Pullen will miss the next two games as a result of a ruling by the NCAA Student-Athlete Reinstatement staff. The compliance staff is continuing to work with the NCAA regarding Kelly's status.
Two sources said that a sales clerk who knew Pullen and Kelly allowed them to take more clothing from the store than they paid for. When the store manager discovered the transaction, K-State officials were contacted.
Because the clothing Pullen and Kelly took from the store exceeded the value of the merchandise paid for, the difference in value is the impermissible benefit.
When reached by phone Wednesday, Riley County Police sergeant Tim Schuck said he had yet to receive a criminal complaint in the matter.
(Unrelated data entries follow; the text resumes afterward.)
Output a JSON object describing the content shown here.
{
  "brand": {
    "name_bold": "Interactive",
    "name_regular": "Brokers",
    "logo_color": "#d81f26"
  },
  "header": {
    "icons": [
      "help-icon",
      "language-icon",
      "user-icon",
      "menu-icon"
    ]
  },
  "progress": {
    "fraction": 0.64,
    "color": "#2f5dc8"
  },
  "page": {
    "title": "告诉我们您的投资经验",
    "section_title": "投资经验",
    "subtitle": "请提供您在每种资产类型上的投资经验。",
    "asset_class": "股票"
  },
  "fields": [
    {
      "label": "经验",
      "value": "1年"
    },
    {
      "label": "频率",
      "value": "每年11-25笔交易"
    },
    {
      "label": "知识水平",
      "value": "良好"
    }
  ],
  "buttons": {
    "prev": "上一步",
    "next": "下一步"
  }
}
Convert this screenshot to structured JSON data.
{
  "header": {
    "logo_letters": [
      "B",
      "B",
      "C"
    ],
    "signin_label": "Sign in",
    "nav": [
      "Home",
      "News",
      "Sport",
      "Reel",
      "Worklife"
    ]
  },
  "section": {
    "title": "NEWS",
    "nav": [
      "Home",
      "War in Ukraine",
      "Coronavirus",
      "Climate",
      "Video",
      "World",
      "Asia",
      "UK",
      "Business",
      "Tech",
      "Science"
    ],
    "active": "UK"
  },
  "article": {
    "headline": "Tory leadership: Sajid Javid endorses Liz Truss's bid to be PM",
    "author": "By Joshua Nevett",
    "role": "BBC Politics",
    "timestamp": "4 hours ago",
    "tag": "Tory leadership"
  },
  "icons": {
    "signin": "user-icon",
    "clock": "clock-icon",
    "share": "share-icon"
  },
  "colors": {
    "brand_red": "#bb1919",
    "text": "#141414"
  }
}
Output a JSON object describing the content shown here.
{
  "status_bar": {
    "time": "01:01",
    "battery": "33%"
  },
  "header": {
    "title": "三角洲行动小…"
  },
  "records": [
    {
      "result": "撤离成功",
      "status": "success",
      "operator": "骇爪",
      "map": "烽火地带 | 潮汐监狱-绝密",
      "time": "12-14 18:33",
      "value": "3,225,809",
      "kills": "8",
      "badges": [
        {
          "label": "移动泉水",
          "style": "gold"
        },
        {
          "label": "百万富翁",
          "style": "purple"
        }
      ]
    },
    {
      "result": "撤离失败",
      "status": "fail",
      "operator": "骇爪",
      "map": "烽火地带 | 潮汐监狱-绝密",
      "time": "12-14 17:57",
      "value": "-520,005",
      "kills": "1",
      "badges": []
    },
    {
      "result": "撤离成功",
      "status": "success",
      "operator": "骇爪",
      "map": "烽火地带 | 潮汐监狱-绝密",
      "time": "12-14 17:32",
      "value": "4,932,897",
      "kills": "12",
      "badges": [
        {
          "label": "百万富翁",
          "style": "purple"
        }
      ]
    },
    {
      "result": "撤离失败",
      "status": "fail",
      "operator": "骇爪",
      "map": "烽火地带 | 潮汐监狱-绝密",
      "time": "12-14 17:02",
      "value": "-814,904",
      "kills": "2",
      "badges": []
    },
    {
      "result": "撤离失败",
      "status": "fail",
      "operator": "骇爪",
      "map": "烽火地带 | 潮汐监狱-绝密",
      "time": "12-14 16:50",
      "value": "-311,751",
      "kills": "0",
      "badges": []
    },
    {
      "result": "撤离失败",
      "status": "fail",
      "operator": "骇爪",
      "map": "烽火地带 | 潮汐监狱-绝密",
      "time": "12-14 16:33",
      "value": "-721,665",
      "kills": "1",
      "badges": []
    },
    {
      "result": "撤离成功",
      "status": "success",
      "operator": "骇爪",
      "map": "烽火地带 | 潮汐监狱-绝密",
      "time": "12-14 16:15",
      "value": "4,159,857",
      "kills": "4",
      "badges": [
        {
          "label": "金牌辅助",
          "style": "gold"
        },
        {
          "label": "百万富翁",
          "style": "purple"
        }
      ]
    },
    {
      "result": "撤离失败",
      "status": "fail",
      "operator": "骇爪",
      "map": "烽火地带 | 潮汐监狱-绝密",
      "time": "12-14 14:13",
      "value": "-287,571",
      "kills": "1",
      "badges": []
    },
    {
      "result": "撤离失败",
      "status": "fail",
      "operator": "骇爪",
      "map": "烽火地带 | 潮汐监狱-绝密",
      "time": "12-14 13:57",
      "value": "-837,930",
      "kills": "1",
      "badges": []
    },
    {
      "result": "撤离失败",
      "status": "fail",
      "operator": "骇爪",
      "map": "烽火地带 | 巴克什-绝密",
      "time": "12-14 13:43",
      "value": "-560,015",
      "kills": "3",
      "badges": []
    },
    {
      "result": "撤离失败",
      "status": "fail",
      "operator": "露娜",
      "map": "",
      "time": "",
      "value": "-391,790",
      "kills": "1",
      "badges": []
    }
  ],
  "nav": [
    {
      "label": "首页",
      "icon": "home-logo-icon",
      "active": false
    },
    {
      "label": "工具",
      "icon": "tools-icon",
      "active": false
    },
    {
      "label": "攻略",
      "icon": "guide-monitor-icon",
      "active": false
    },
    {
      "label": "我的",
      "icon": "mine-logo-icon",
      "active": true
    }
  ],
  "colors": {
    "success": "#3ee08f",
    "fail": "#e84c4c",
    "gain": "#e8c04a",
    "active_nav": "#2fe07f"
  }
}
K-State officials have refused to comment further on the suspensions, and said they have no timetable for when more information will be made public.
In the meantime, the Wildcats' eligible players are focusing on improving.
"We can't go backward," junior forward Jamar Samuels said.
"We've still got to play basketball," Irving added. "We've still got to go out onto that court and play."
On Tuesday, K-State led UNLV at halftime. But it committed 23 turnovers, dished out just six assists and couldn't make a game-changing play without Pullen and Kelly there to help.
Before they return, Martin hopes the Wildcats find an identity.
"Until we find some character and leadership," Martin said, "we're going to continue to flounder around."
Samuels said he will try his best provide for his teammates in those areas. In order for K-State to move on without Pullen and Kelly, they will need to do the same in return.
"I feel as though everybody on the team can be a leader in different types of areas," Samuels said. "It's a team effort, but we'll try with that leadership thingy Frank is talking about."